OAKLAND – Apple’s decision to rip up the fabric of ad targeting on iOS devices will have big repercussions, forcing businesses to change both their revenue mode and their user experience.
That is according to one executive whose company is now having to help app owners through the turbulence.
The tech company is due to change its Identifier for Advertisers (IDFA), which advertisers use to identify iOS devices so they can deliver customized advertising, to a default opt-in.
One Forrester analyst expects 70% of iPhone users may decide not to opt in.
In this video interview with Beet.TV, AppsFlyer‘s US president and GM Brian Quinn says the impact will be wide-ranging.
Free under fire
Quinn says makers of free, ad-supported apps are going to be up-ended, whilst paid-for, ad-free apps will be left in a calmer state.
“To pay for engineering and to pay development of their companies and of their products, they monetize users,” says Quinn. “That’s at risk in a big way.
“So some companies are thinking about their business models and what they’re building and why. Others are considering how they’re going to adapt to targeting if they’re unable to use user level identifiers.
“They’re looking at how they’re going to optimize. They’re looking at how they’re going to measure and attribute users.”
Recalibrating user journeys
Companies aren’t just having to re-examine their business models. Even many of those which are not or cannot do so are having to redesign their user flows to ensure continuity of user data.
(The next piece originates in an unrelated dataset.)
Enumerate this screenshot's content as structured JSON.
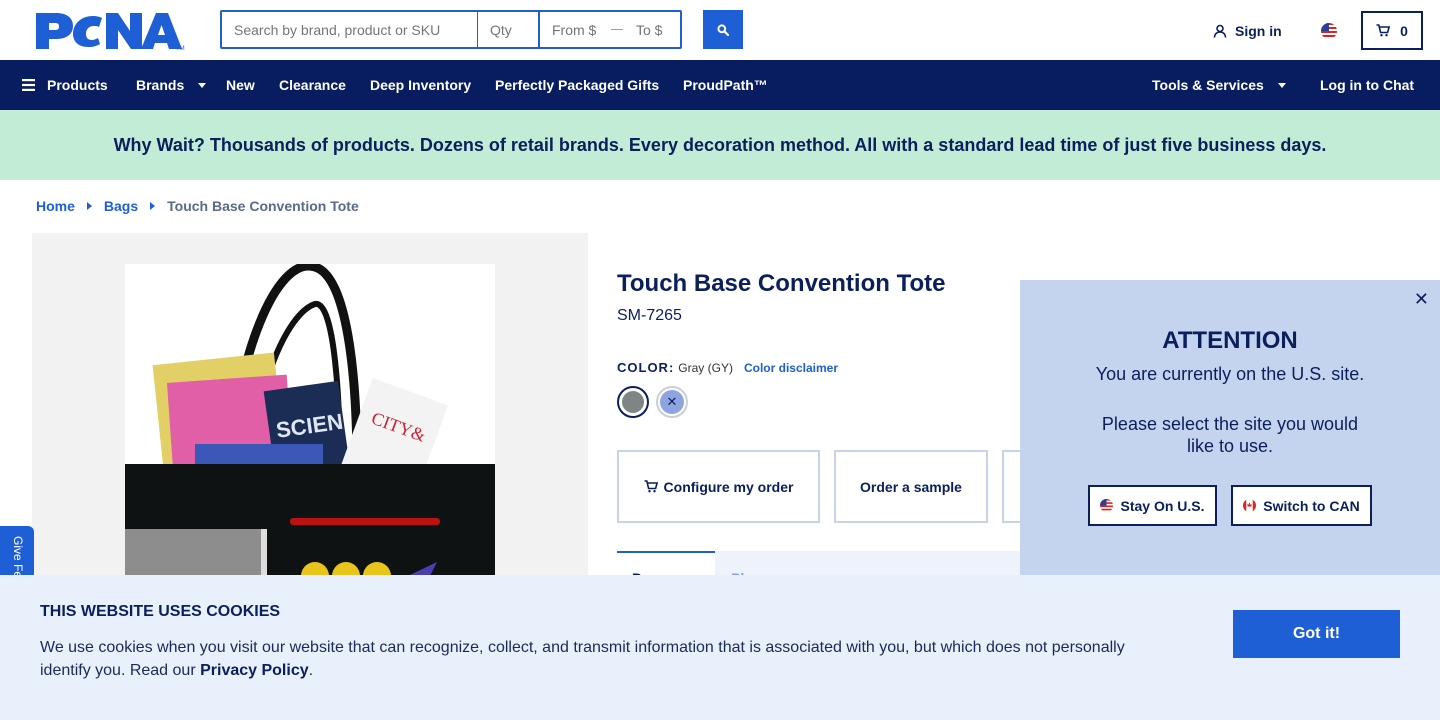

Apple has actually proposed replacing IDFA with a system called SKAdNetwork, which aims to provide conversion data to advertisers but without revealing any user-level or device-level data. Quinn says that makes for difficulties.
“It’s not very granular. It’s going to need a lot of improvement to get to the viability that marketers would expect. And so, we see and we’re helping our customers think about additional flows, so maybe bringing users into mobile from email campaigns; maybe bringing users into mobile from more web campaigns.
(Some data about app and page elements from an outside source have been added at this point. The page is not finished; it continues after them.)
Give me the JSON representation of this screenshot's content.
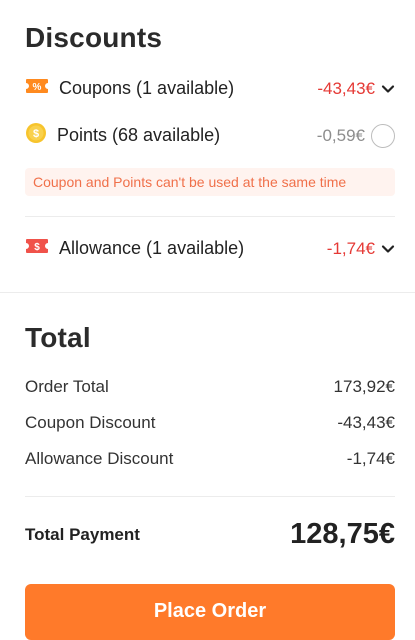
{
  "discounts": {
    "title": "Discounts",
    "coupons": {
      "label": "Coupons (1 available)",
      "value": "-43,43€",
      "icon": "coupon-percent-icon"
    },
    "points": {
      "label": "Points (68 available)",
      "value": "-0,59€",
      "icon": "dollar-coin-icon"
    },
    "notice": "Coupon and Points can't be used at the same time",
    "allowance": {
      "label": "Allowance (1 available)",
      "value": "-1,74€",
      "icon": "allowance-ticket-icon"
    },
    "chevron_icon": "chevron-down-icon"
  },
  "total": {
    "title": "Total",
    "lines": [
      {
        "label": "Order Total",
        "value": "173,92€"
      },
      {
        "label": "Coupon Discount",
        "value": "-43,43€"
      },
      {
        "label": "Allowance Discount",
        "value": "-1,74€"
      }
    ],
    "payment_label": "Total Payment",
    "payment_value": "128,75€"
  },
  "action": {
    "place_order_label": "Place Order"
  },
  "colors": {
    "accent_orange": "#ff7a2a",
    "discount_red": "#e53935",
    "notice_bg": "#fff3ef",
    "notice_text": "#f0704a",
    "coin_yellow": "#f7c42c"
  }
}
“It would move privacy in the right direction, but the user experience would certainly suffer in the short term.”
Quinn thinks companies may attempt workarounds by bringing users into mobile from email or web campaigns, or by having their apps actually direct users out to websites.
Not so fast
Apple had been due to make the change in this month’s iOS 14 release, but has delayed the change to early 2021 amid industry concern.
Still, Quinn and others think the move has been rushed. And many will fear that Apple is normally a company known for doing things its own way, without consultation.
“By announcing such a drastic change over a short period of time, it’s quite disruptive and it’s very hard for developers and their partners to collaborate on solutions,” Quinn says.
“This delay by Apple to push this out until early next year is, in part, a recognition that they need to work with the rest of the stakeholders in the industry to affect this change.”
Quinn’s AppsFlyer is a nine-year-old mobile attribution and analytics company headquartered in Israel that aims to help businesses measure campaigns, fight fraud and segment first-party data to understand journeys across devices.
Quinn says the company has around 1,000 global employees across 18 offices.
That’s where we’re focused now,” he says, “- extending the use of attribution data across the enterprise.”